In closing, may I just say? There is a passage of poetry that was written by John Donne in the 17th century that I have often shared with my students, whether they have been studying with me in Cuba, Hawaii, or Paris. The words are as true today as they were when they were first written, and every bit as important.

Is it too much to hope that we could maybe, just maybe, begin to live by them finally? Before it’s too late?

“No man is an island, entire of itself; every man is a piece of the continent, a part of the main. If a clod be washed away by the sea, Europe is the less, as well as if a promontory were, as well as if a manor of thy friend’s or of thine own were: any man’s death diminishes me, because I am involved in mankind, and therefore never send to know for whom the bells tolls; it tolls for thee…” 

So far the French government is providing a good example of leadership in such a crisis by emphasizing the importance of thinking collectively rather than just “every man for himself”–and urging its citizens to do so as well, and to act accordingly.

Knowing what I know about the French I fully expect that on the whole they will meet this challenge admirably.

More to follow.
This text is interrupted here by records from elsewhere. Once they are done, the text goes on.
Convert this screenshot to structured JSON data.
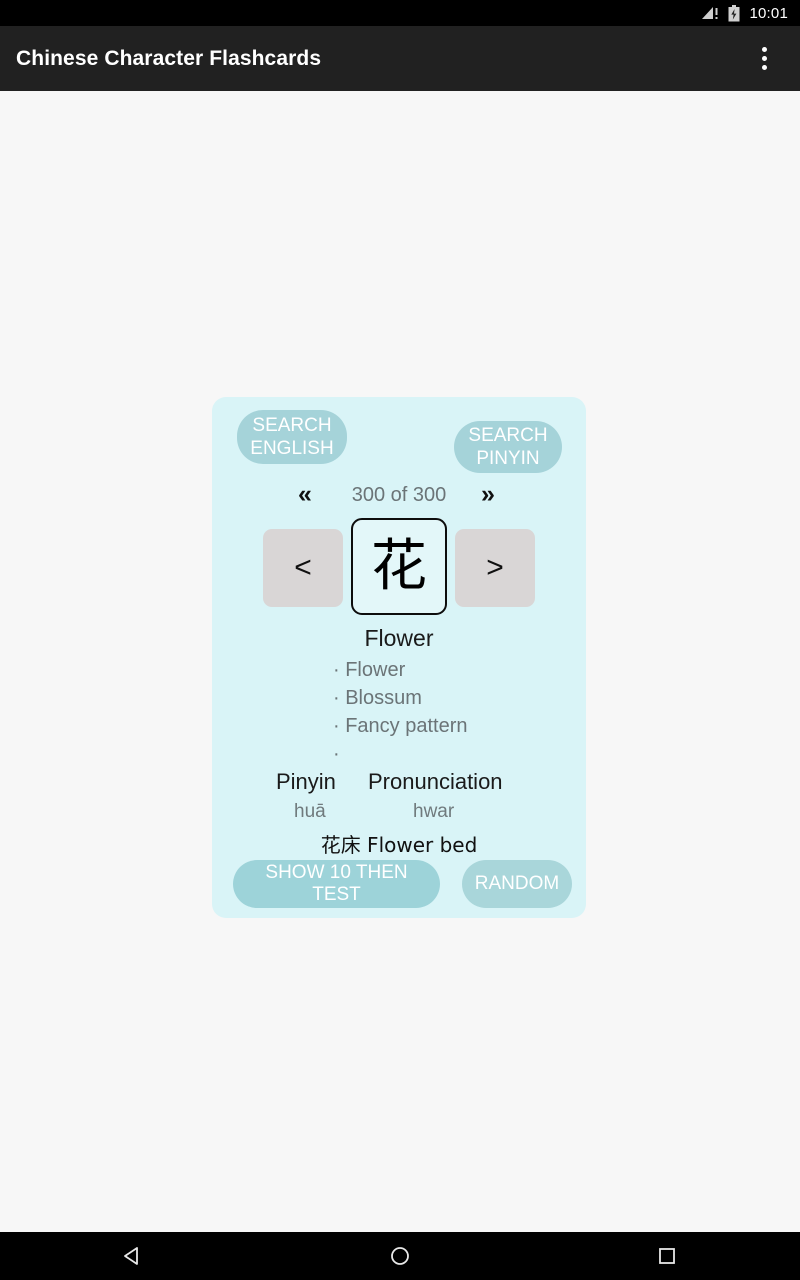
{
  "status_bar": {
    "time": "10:01",
    "signal_icon": "signal-no-sim-icon",
    "battery_icon": "battery-charging-icon"
  },
  "app_bar": {
    "title": "Chinese Character Flashcards",
    "overflow_icon": "overflow-menu-icon"
  },
  "card": {
    "search_english_label": "SEARCH\nENGLISH",
    "search_pinyin_label": "SEARCH\nPINYIN",
    "first_chevron": "«",
    "last_chevron": "»",
    "counter": "300 of 300",
    "prev_label": "<",
    "next_label": ">",
    "character": "花",
    "primary_meaning": "Flower",
    "meanings": [
      "· Flower",
      "· Blossum",
      "· Fancy pattern",
      "· "
    ],
    "pinyin_header": "Pinyin",
    "pronunciation_header": "Pronunciation",
    "pinyin_value": "huā",
    "pronunciation_value": "hwar",
    "example": "花床 Flower bed",
    "show_test_label": "SHOW 10 THEN TEST",
    "random_label": "RANDOM"
  },
  "nav_bar": {
    "back_icon": "back-triangle-icon",
    "home_icon": "home-circle-icon",
    "recents_icon": "recents-square-icon"
  },
  "colors": {
    "page_background": "#f7f7f7",
    "app_bar": "#212121",
    "card_background": "#d9f4f7",
    "accent_button": "#a5d3d9",
    "nav_square_button": "#d9d6d6",
    "muted_text": "#6b7477"
  }
}
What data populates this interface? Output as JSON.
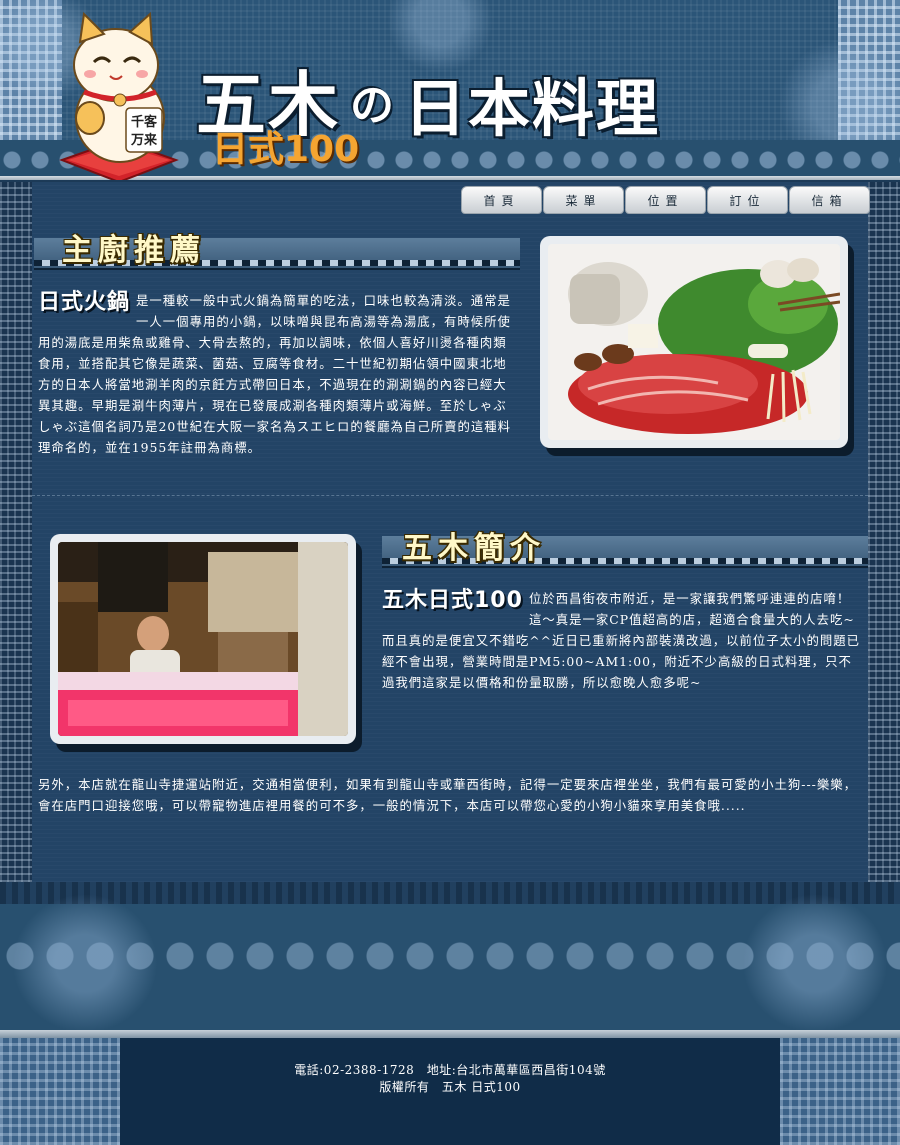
{
  "header": {
    "title_main": "五木",
    "title_no": "の",
    "title_rest": "日本料理",
    "subtitle": "日式100",
    "mascot_name": "lucky-cat",
    "mascot_text": "千客万来"
  },
  "nav": {
    "items": [
      "首頁",
      "菜單",
      "位置",
      "訂位",
      "信箱"
    ]
  },
  "chef_recommend": {
    "title": "主廚推薦",
    "lead": "日式火鍋",
    "text": "是一種較一般中式火鍋為簡單的吃法，口味也較為清淡。通常是一人一個專用的小鍋，以味噌與昆布高湯等為湯底，有時候所使用的湯底是用柴魚或雞骨、大骨去熬的，再加以調味，依個人喜好川燙各種肉類食用，並搭配其它像是蔬菜、菌菇、豆腐等食材。二十世紀初期佔領中國東北地方的日本人將當地涮羊肉的京飪方式帶回日本，不過現在的涮涮鍋的內容已經大異其趣。早期是涮牛肉薄片，現在已發展成涮各種肉類薄片或海鮮。至於しゃぶしゃぶ這個名詞乃是20世紀在大阪一家名為スエヒロ的餐廳為自己所賣的這種料理命名的，並在1955年註冊為商標。"
  },
  "about": {
    "title": "五木簡介",
    "lead": "五木日式100",
    "text": "位於西昌街夜市附近，是一家讓我們驚呼連連的店唷！這～真是一家CP值超高的店，超適合食量大的人去吃~而且真的是便宜又不錯吃^^近日已重新將內部裝潢改過，以前位子太小的問題已經不會出現，營業時間是PM5:00~AM1:00，附近不少高級的日式料理，只不過我們這家是以價格和份量取勝，所以愈晚人愈多呢~",
    "extra": "另外，本店就在龍山寺捷運站附近，交通相當便利，如果有到龍山寺或華西街時，記得一定要來店裡坐坐，我們有最可愛的小土狗---樂樂，會在店門口迎接您哦，可以帶寵物進店裡用餐的可不多，一般的情況下，本店可以帶您心愛的小狗小貓來享用美食哦....."
  },
  "footer": {
    "line1": "電話:02-2388-1728　地址:台北市萬華區西昌街104號",
    "line2": "版權所有　五木 日式100"
  },
  "colors": {
    "background": "#1d3b58",
    "header": "#2b5578",
    "accent_orange": "#f5a531",
    "section_title": "#fff8c8"
  }
}
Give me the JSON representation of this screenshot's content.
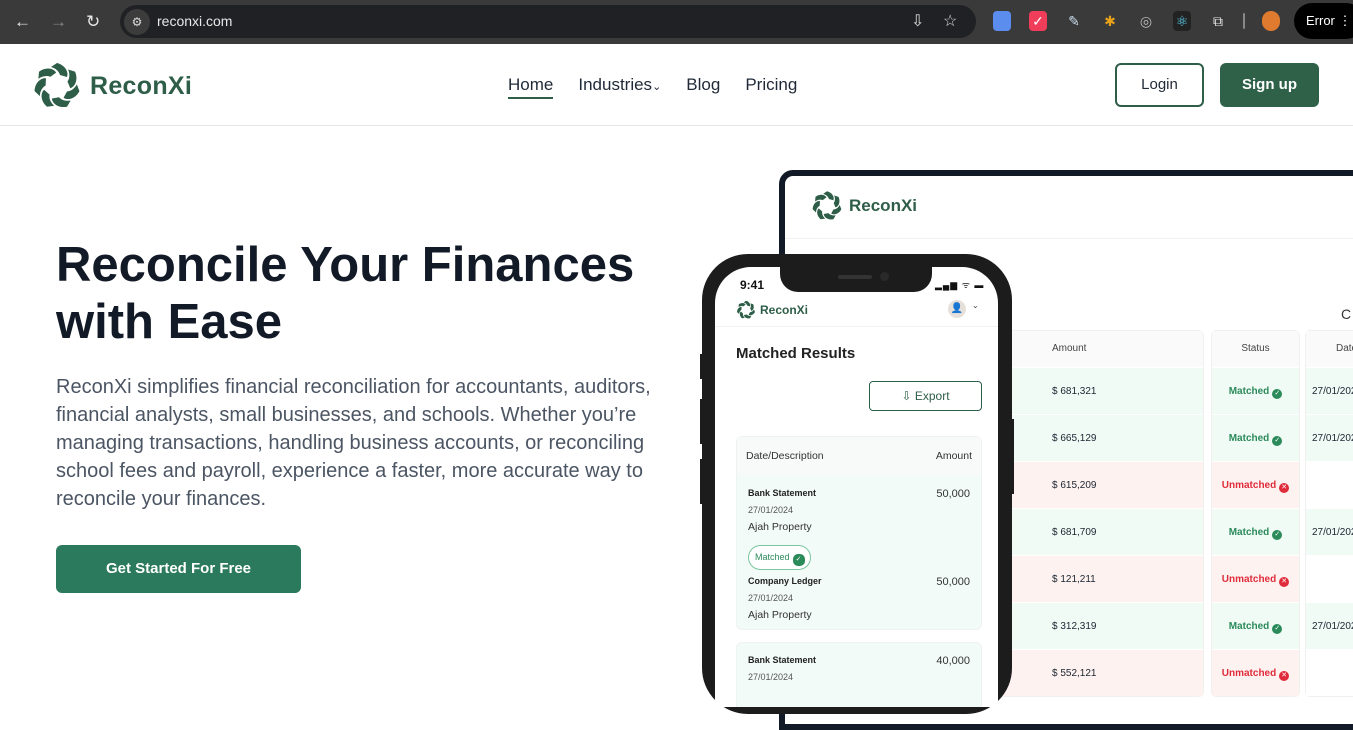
{
  "browser": {
    "url": "reconxi.com",
    "error_label": "Error",
    "extensions": [
      "docs-icon",
      "calendar-icon",
      "eyedropper-icon",
      "bug-icon",
      "target-icon",
      "react-icon",
      "puzzle-icon"
    ]
  },
  "nav": {
    "brand": "ReconXi",
    "items": [
      {
        "label": "Home",
        "active": true
      },
      {
        "label": "Industries"
      },
      {
        "label": "Blog"
      },
      {
        "label": "Pricing"
      }
    ],
    "login": "Login",
    "signup": "Sign up",
    "brand_color": "#2e5e48"
  },
  "hero": {
    "title": "Reconcile Your Finances with Ease",
    "description": "ReconXi simplifies financial reconciliation for accountants, auditors, financial analysts, small businesses, and schools. Whether you’re managing transactions, handling business accounts, or reconciling school fees and payroll, experience a faster, more accurate way to reconcile your finances.",
    "cta": "Get Started For Free",
    "cta_color": "#2c7a5e"
  },
  "laptop": {
    "brand": "ReconXi",
    "heading_fragment": "C",
    "columns": {
      "amount": "Amount",
      "status": "Status",
      "date": "Date"
    },
    "rows": [
      {
        "amount": "$ 681,321",
        "status": "Matched",
        "date": "27/01/202"
      },
      {
        "amount": "$ 665,129",
        "status": "Matched",
        "date": "27/01/202"
      },
      {
        "amount": "$ 615,209",
        "status": "Unmatched",
        "date": ""
      },
      {
        "amount": "$ 681,709",
        "status": "Matched",
        "date": "27/01/202"
      },
      {
        "amount": "$ 121,211",
        "status": "Unmatched",
        "date": ""
      },
      {
        "amount": "$ 312,319",
        "status": "Matched",
        "date": "27/01/202"
      },
      {
        "amount": "$ 552,121",
        "status": "Unmatched",
        "date": ""
      }
    ]
  },
  "phone": {
    "time": "9:41",
    "brand": "ReconXi",
    "title": "Matched Results",
    "export": "Export",
    "card_headers": {
      "description": "Date/Description",
      "amount": "Amount"
    },
    "entries": [
      {
        "source": "Bank Statement",
        "date": "27/01/2024",
        "party": "Ajah Property",
        "amount": "50,000"
      },
      {
        "source": "Company Ledger",
        "date": "27/01/2024",
        "party": "Ajah Property",
        "amount": "50,000"
      },
      {
        "source": "Bank Statement",
        "date": "27/01/2024",
        "amount": "40,000"
      }
    ],
    "match_badge": "Matched"
  }
}
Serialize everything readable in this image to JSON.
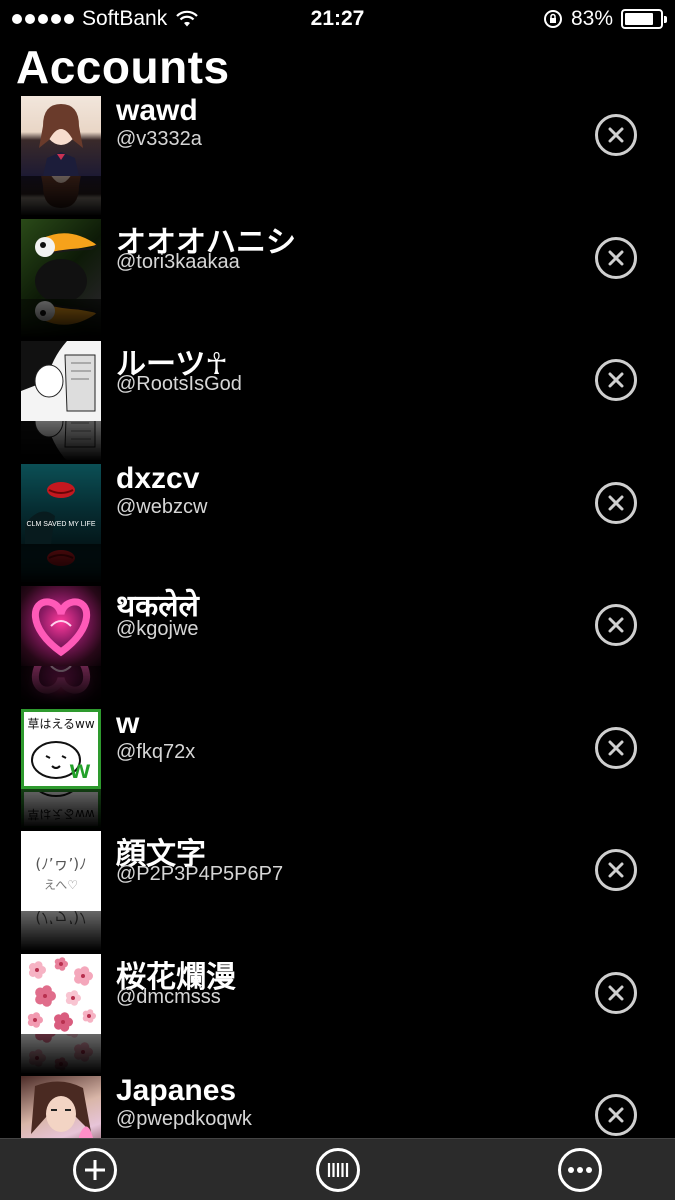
{
  "status_bar": {
    "carrier": "SoftBank",
    "time": "21:27",
    "battery_percent": "83%",
    "battery_level": 0.83
  },
  "page_title": "Accounts",
  "accounts": [
    {
      "name": "wawd",
      "handle": "@v3332a",
      "avatar": "av-girl"
    },
    {
      "name": "オオオハニシ",
      "handle": "@tori3kaakaa",
      "avatar": "av-toucan"
    },
    {
      "name": "ルーツ☥",
      "handle": "@RootsIsGod",
      "avatar": "av-manga"
    },
    {
      "name": "dxzcv",
      "handle": "@webzcw",
      "avatar": "av-lips"
    },
    {
      "name": "थकलेले",
      "handle": "@kgojwe",
      "avatar": "av-heart"
    },
    {
      "name": "w",
      "handle": "@fkq72x",
      "avatar": "av-w"
    },
    {
      "name": "顔文字",
      "handle": "@P2P3P4P5P6P7",
      "avatar": "av-kao"
    },
    {
      "name": "桜花爛漫",
      "handle": "@dmcmsss",
      "avatar": "av-sakura"
    },
    {
      "name": "Japanes",
      "handle": "@pwepdkoqwk",
      "avatar": "av-japanes"
    }
  ],
  "avatar_text": {
    "lips": "CLM SAVED MY LIFE",
    "w_caption": "草はえるww",
    "w_letter": "w",
    "kao_face": "(ﾉ’ヮ’)ﾉ",
    "kao_sub": "えへ♡"
  },
  "tab_bar": {
    "add_icon": "plus-icon",
    "columns_icon": "columns-icon",
    "more_icon": "more-icon"
  }
}
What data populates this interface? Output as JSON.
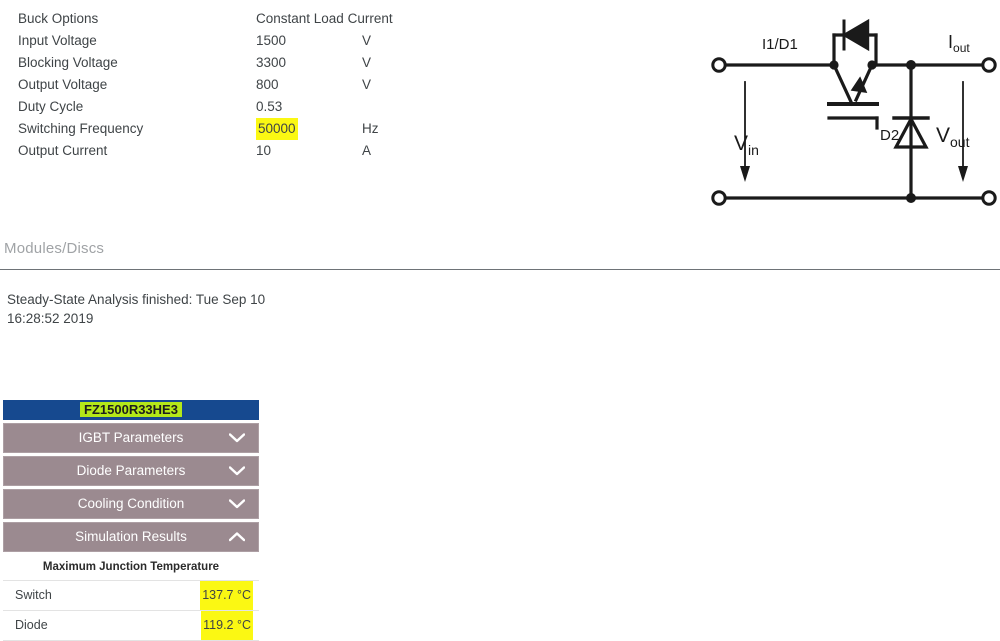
{
  "parameters": {
    "rows": [
      {
        "label": "Buck Options",
        "value": "Constant Load Current",
        "unit": "",
        "highlight": false
      },
      {
        "label": "Input Voltage",
        "value": "1500",
        "unit": "V",
        "highlight": false
      },
      {
        "label": "Blocking Voltage",
        "value": "3300",
        "unit": "V",
        "highlight": false
      },
      {
        "label": "Output Voltage",
        "value": "800",
        "unit": "V",
        "highlight": false
      },
      {
        "label": "Duty Cycle",
        "value": "0.53",
        "unit": "",
        "highlight": false
      },
      {
        "label": "Switching Frequency",
        "value": "50000",
        "unit": "Hz",
        "highlight": true
      },
      {
        "label": "Output Current",
        "value": "10",
        "unit": "A",
        "highlight": false
      }
    ]
  },
  "circuit": {
    "labels": {
      "switch": "I1/D1",
      "diode": "D2",
      "input_current": "",
      "output_current": "I",
      "output_current_sub": "out",
      "input_voltage": "V",
      "input_voltage_sub": "in",
      "output_voltage": "V",
      "output_voltage_sub": "out"
    },
    "stroke_color": "#1a1a1a"
  },
  "section": {
    "heading": "Modules/Discs"
  },
  "status": {
    "text": "Steady-State Analysis finished: Tue Sep 10 16:28:52 2019"
  },
  "module_panel": {
    "title": "FZ1500R33HE3",
    "title_bg": "#16498f",
    "title_highlight": "#b4e819",
    "accordion_bg": "#9b8a90",
    "sections": [
      {
        "label": "IGBT Parameters",
        "expanded": false,
        "icon": "chevron-down-icon"
      },
      {
        "label": "Diode Parameters",
        "expanded": false,
        "icon": "chevron-down-icon"
      },
      {
        "label": "Cooling Condition",
        "expanded": false,
        "icon": "chevron-down-icon"
      },
      {
        "label": "Simulation Results",
        "expanded": true,
        "icon": "chevron-up-icon"
      }
    ],
    "results": {
      "subheader": "Maximum Junction Temperature",
      "rows": [
        {
          "label": "Switch",
          "value": "137.7 °C",
          "highlight": true
        },
        {
          "label": "Diode",
          "value": "119.2 °C",
          "highlight": true
        }
      ]
    },
    "highlight_color": "#fbf813"
  }
}
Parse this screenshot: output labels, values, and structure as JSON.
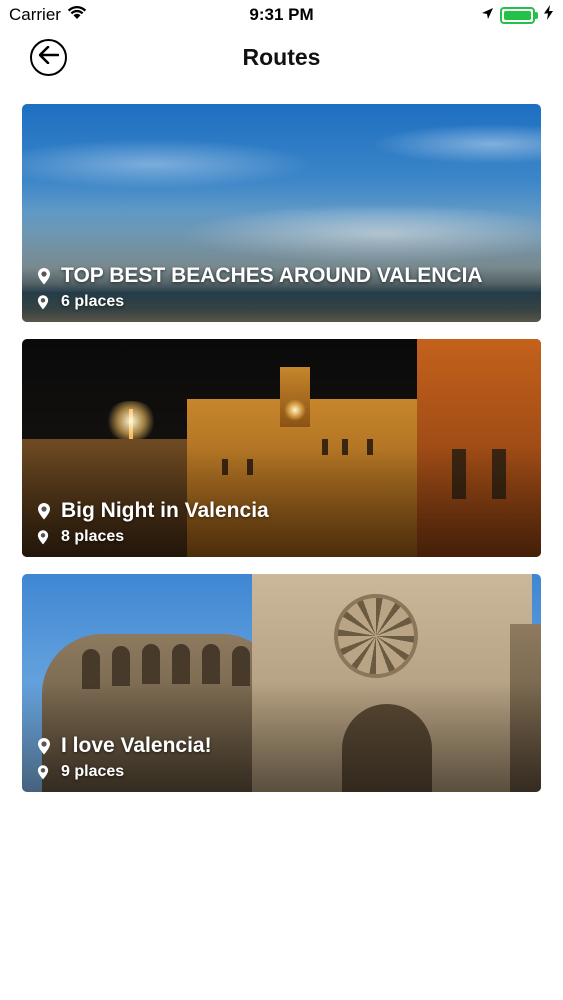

Try to stay well, everyone, and try to follow the rules that will help others do so too…

Janet Hulstrand is a writer, editor, writing coach, and teacher of writing and of literature who divides her time between the U.S. and France. She is the author of Demystifying the French: How to Love Them, and Make Them Love You, and is currently working on her next book, a literary memoir entitled “A Long Way from Iowa.”

Primavera (Spring), coming soon to Le Grand Est. (Photo by Janet Hulstrand)

 

Entry filed under: About Essoyes, About France, About Quarantine 2020. Tags: , , .

Early Winter Highlights from Essoyes Lockdown Day 7: France Fights to Flatten the Curve

5 Comments Add your own

  • 1. Cynthia Walsh  |  March 16, 2020 at 3:51 pm

    Lynn I get this blog occasionally and this one is particularly good and interesting. All about France and how they are handling the virus crisis. Enjoy. 😊

    Sent from my iPad

    >

    Reply
    • 2. Janet Hulstrand  |  March 22, 2020 at 12:05 pm

      Hi Cynthia, I’m not too sure if your friend Lynn will see this comment, but hopefully she will. In any case, thank you for your kind words. I’m glad you enjoy my blog!

      Reply
  • 3. Deborah T Smith  |  March 16, 2020 at 5:43 pm

    Thanks for the informative and heartfelt view on how France is handling the pandemic . Bonne sante’

    Reply
    • 4. Janet Hulstrand  |  March 21, 2020 at 1:52 pm

      Thanks, Deborah. Bonne santé to you too! ❤

      Reply
  • […] I reported in my post last week, halfway measures were not working to keep people in their homes and at least a meter away from […]

    Reply

Leave a Reply

Fill in your details below or click an icon to log in:

WordPress.com Logo

You are commenting using your WordPress.com account. Log Out /  Change )

Google photo

You are commenting using your Google account. Log Out /  Change )

Twitter picture

You are commenting using your Twitter account. Log Out /  Change )

Facebook photo

You are commenting using your Facebook account. Log Out /  Change )

Connecting to %s

Trackback this post  |  Subscribe to the comments via RSS Feed


Twitter Updates

Categories

Recent Posts

Want to follow this blog? Just enter your email address to receive notifications of new posts by email.

Join 1,554 other followers


%d bloggers like this: